Categories: an eclection



So you had a bad experience on a cruise? Never again, you say, will you book a cruise on that cruise line. Well, it’s not as easy as you might imagine to NOT put the money into the pockets of the people that upset you the first time.

Let’s have a look at ownership of the various brands, and build a ‘family tree’.

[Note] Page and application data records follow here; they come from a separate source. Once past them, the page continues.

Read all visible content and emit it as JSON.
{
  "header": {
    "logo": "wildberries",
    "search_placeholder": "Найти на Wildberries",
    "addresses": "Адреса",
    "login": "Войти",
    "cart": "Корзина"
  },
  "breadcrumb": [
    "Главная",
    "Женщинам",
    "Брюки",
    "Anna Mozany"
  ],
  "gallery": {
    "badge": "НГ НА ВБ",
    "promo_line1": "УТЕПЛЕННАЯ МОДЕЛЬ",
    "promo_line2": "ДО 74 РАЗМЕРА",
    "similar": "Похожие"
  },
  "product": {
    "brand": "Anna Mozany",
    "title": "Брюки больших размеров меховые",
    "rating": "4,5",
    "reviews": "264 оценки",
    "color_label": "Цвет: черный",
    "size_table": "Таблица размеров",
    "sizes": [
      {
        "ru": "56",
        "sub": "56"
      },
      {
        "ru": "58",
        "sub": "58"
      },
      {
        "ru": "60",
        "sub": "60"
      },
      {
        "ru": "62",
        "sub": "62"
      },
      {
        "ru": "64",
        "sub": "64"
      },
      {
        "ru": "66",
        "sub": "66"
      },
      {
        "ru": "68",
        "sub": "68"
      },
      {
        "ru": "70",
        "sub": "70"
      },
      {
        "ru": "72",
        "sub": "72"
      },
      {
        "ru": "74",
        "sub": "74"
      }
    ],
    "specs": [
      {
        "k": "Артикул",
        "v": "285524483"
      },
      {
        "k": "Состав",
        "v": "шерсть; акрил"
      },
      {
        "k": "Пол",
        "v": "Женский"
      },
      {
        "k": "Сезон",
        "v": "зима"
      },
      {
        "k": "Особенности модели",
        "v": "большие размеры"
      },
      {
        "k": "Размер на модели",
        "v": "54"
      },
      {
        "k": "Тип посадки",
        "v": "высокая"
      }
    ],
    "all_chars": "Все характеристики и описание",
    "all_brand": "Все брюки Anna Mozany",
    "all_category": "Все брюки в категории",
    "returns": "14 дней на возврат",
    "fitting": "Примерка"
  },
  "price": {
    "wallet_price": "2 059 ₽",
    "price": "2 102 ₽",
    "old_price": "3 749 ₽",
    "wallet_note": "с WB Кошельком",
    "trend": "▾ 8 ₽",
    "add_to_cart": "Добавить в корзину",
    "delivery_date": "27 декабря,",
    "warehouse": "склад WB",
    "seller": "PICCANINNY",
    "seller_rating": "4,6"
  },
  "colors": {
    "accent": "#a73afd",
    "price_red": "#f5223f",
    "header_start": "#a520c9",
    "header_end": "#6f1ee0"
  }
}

In a world where the watchword is ‘competition’ you would expect just that. Sadly, as in most things competition is little more than smoke and mirrors. Not just in cruise ships, but in most multi-billion dollar enterprises. Airlines have shares or full ownership of other airlines. Genuine competition is a rare bird indeed. Mining, banking, retail, insurance, entertainment, you name it, companies are so intertwined and part or wholly owned by a single entity that no matter what you do to try to extricate yourself from any one, you may find that your second, third or subsequent choice is simply another company owned and operated by some corporate monster.

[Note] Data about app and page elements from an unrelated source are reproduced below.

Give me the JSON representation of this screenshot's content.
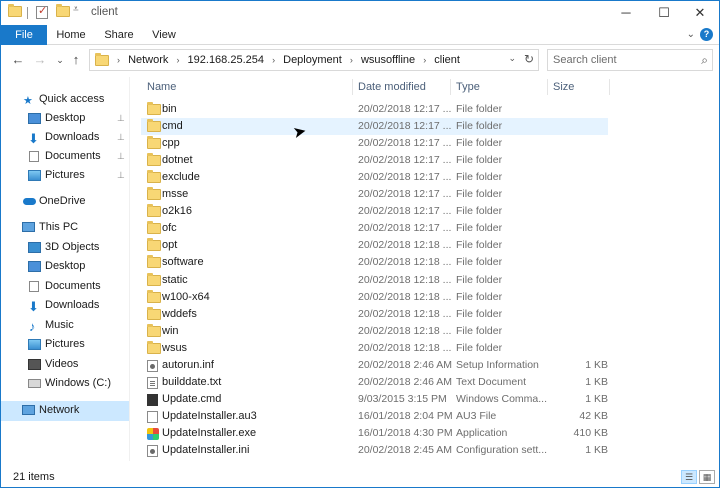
{
  "window": {
    "title": "client",
    "minimize": "─",
    "maximize": "☐",
    "close": "✕"
  },
  "ribbon": {
    "tabs": [
      "File",
      "Home",
      "Share",
      "View"
    ],
    "expand": "⌄",
    "help": "?"
  },
  "nav": {
    "back": "←",
    "forward": "→",
    "recent": "⌄",
    "up": "↑"
  },
  "address": {
    "crumbs": [
      "Network",
      "192.168.25.254",
      "Deployment",
      "wsusoffline",
      "client"
    ],
    "separator": "›",
    "dropdown": "⌄",
    "refresh": "↻"
  },
  "search": {
    "placeholder": "Search client",
    "icon": "⌕"
  },
  "sidebar": {
    "items": [
      {
        "label": "Quick access",
        "icon": "star-icon"
      },
      {
        "label": "Desktop",
        "icon": "desktop-icon",
        "pinned": true
      },
      {
        "label": "Downloads",
        "icon": "download-icon",
        "pinned": true
      },
      {
        "label": "Documents",
        "icon": "documents-icon",
        "pinned": true
      },
      {
        "label": "Pictures",
        "icon": "pictures-icon",
        "pinned": true
      },
      {
        "label": "OneDrive",
        "icon": "cloud-icon"
      },
      {
        "label": "This PC",
        "icon": "computer-icon"
      },
      {
        "label": "3D Objects",
        "icon": "3d-objects-icon"
      },
      {
        "label": "Desktop",
        "icon": "desktop-icon"
      },
      {
        "label": "Documents",
        "icon": "documents-icon"
      },
      {
        "label": "Downloads",
        "icon": "download-icon"
      },
      {
        "label": "Music",
        "icon": "music-icon"
      },
      {
        "label": "Pictures",
        "icon": "pictures-icon"
      },
      {
        "label": "Videos",
        "icon": "videos-icon"
      },
      {
        "label": "Windows (C:)",
        "icon": "drive-icon"
      },
      {
        "label": "Network",
        "icon": "network-icon",
        "selected": true
      }
    ],
    "pin_glyph": "📌"
  },
  "columns": {
    "name": "Name",
    "date": "Date modified",
    "type": "Type",
    "size": "Size"
  },
  "files": [
    {
      "name": "bin",
      "date": "20/02/2018 12:17 ...",
      "type": "File folder",
      "size": "",
      "icon": "folder-icon"
    },
    {
      "name": "cmd",
      "date": "20/02/2018 12:17 ...",
      "type": "File folder",
      "size": "",
      "icon": "folder-icon"
    },
    {
      "name": "cpp",
      "date": "20/02/2018 12:17 ...",
      "type": "File folder",
      "size": "",
      "icon": "folder-icon"
    },
    {
      "name": "dotnet",
      "date": "20/02/2018 12:17 ...",
      "type": "File folder",
      "size": "",
      "icon": "folder-icon"
    },
    {
      "name": "exclude",
      "date": "20/02/2018 12:17 ...",
      "type": "File folder",
      "size": "",
      "icon": "folder-icon"
    },
    {
      "name": "msse",
      "date": "20/02/2018 12:17 ...",
      "type": "File folder",
      "size": "",
      "icon": "folder-icon"
    },
    {
      "name": "o2k16",
      "date": "20/02/2018 12:17 ...",
      "type": "File folder",
      "size": "",
      "icon": "folder-icon"
    },
    {
      "name": "ofc",
      "date": "20/02/2018 12:17 ...",
      "type": "File folder",
      "size": "",
      "icon": "folder-icon"
    },
    {
      "name": "opt",
      "date": "20/02/2018 12:18 ...",
      "type": "File folder",
      "size": "",
      "icon": "folder-icon"
    },
    {
      "name": "software",
      "date": "20/02/2018 12:18 ...",
      "type": "File folder",
      "size": "",
      "icon": "folder-icon"
    },
    {
      "name": "static",
      "date": "20/02/2018 12:18 ...",
      "type": "File folder",
      "size": "",
      "icon": "folder-icon"
    },
    {
      "name": "w100-x64",
      "date": "20/02/2018 12:18 ...",
      "type": "File folder",
      "size": "",
      "icon": "folder-icon"
    },
    {
      "name": "wddefs",
      "date": "20/02/2018 12:18 ...",
      "type": "File folder",
      "size": "",
      "icon": "folder-icon"
    },
    {
      "name": "win",
      "date": "20/02/2018 12:18 ...",
      "type": "File folder",
      "size": "",
      "icon": "folder-icon"
    },
    {
      "name": "wsus",
      "date": "20/02/2018 12:18 ...",
      "type": "File folder",
      "size": "",
      "icon": "folder-icon"
    },
    {
      "name": "autorun.inf",
      "date": "20/02/2018 2:46 AM",
      "type": "Setup Information",
      "size": "1 KB",
      "icon": "setup-file-icon"
    },
    {
      "name": "builddate.txt",
      "date": "20/02/2018 2:46 AM",
      "type": "Text Document",
      "size": "1 KB",
      "icon": "text-file-icon"
    },
    {
      "name": "Update.cmd",
      "date": "9/03/2015 3:15 PM",
      "type": "Windows Comma...",
      "size": "1 KB",
      "icon": "cmd-file-icon"
    },
    {
      "name": "UpdateInstaller.au3",
      "date": "16/01/2018 2:04 PM",
      "type": "AU3 File",
      "size": "42 KB",
      "icon": "file-icon"
    },
    {
      "name": "UpdateInstaller.exe",
      "date": "16/01/2018 4:30 PM",
      "type": "Application",
      "size": "410 KB",
      "icon": "exe-icon"
    },
    {
      "name": "UpdateInstaller.ini",
      "date": "20/02/2018 2:45 AM",
      "type": "Configuration sett...",
      "size": "1 KB",
      "icon": "config-file-icon"
    }
  ],
  "status": {
    "count": "21 items",
    "details_view": "☰",
    "tiles_view": "▦"
  },
  "colors": {
    "accent": "#1979ca",
    "selection": "#cce8ff",
    "hover": "#e5f3ff",
    "folder": "#f8d775"
  }
}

It’s really no different with Holland America. So, for your edification here is a list of the cruise lines now owned by the great conglomerate.

It’s a fascinating industry with conglomerates owning a number of cruise lines and subsidiary companies shooting off in all directions. (I can see a loophole here for some enormous tax dodges!) Anyway, that’s not my business. They can do what they like so long as they don’t bilk the customers. In my opinion Holland America are doing entirely the wrong thing insomuch as they

  1. Have institutionalised the menu’s across their fleet, so even if you are paying twice as much to travel on the Prinsendam as you would on the Zaandam, you still get the same old stodge not fit for a one star hospital!

  2. They work on the standard of “sell, sell, sell” with shore excursions costing an arm and two legs against what you could arrange for yourself when you go ashore.

  3. While they claim that (say) between the Prinsendam and the Zaandam, there is a difference in crew ratio. (Crew on the Prinsendam is they say almost one to one), the cost for a 28 day cruise we enquired about was being sold to us on board for $16,000 per person by the cruise consultant on board the Zaandam, the same cruise had been offered to another passenger by being sent a flyer, for half that amount!

  4. The crew on the Zaandam, and, we are told, on other Holland America cruise ships have been cut brutally. It’s all just too much!

  5. Forget any kind of half way decent entertainment! There are talks given by volunteers who are given some perks for being there. The “Chaplain” on the Zaandam was a lovely couple who were sent by their evangelical ministry (volunteers again!) Cindy and Nathan. Neither had any real idea of traditional religion or traditional services.

  6. On our particular cruise around South America it slowly dawned upon many of the passengers that we seemed to be always berthed in CONTAINER PORTS and bussed quite long distances into small towns. Cruise ship ports were available, but oh no! NOT another container port and a long trip to the nearest town! Cost cutting again. All in all this was a most unsatisfactory research trip around South America. By the time we all reached Vancouver the mutterings among the passengers were getting louder, but with no one to listen we grumbled and groaned amongt ourselves.

Glad to be off the Zaandam, and not planning on using ANY Holland America, OR Carnival Cruise ships again for at least a very long time! Most passengers spoken to agreed.

Here is another website to give you a guide for your next cruise.—who-owns-the-various-cruise-lines.html Don’t be fooled by price when you make do your research. Look for a cruise which includes gratuities or at least most of the things you might expect in a long cruise. Otherwise you will find a hefty bill at the end of the trip!

Categories: an eclection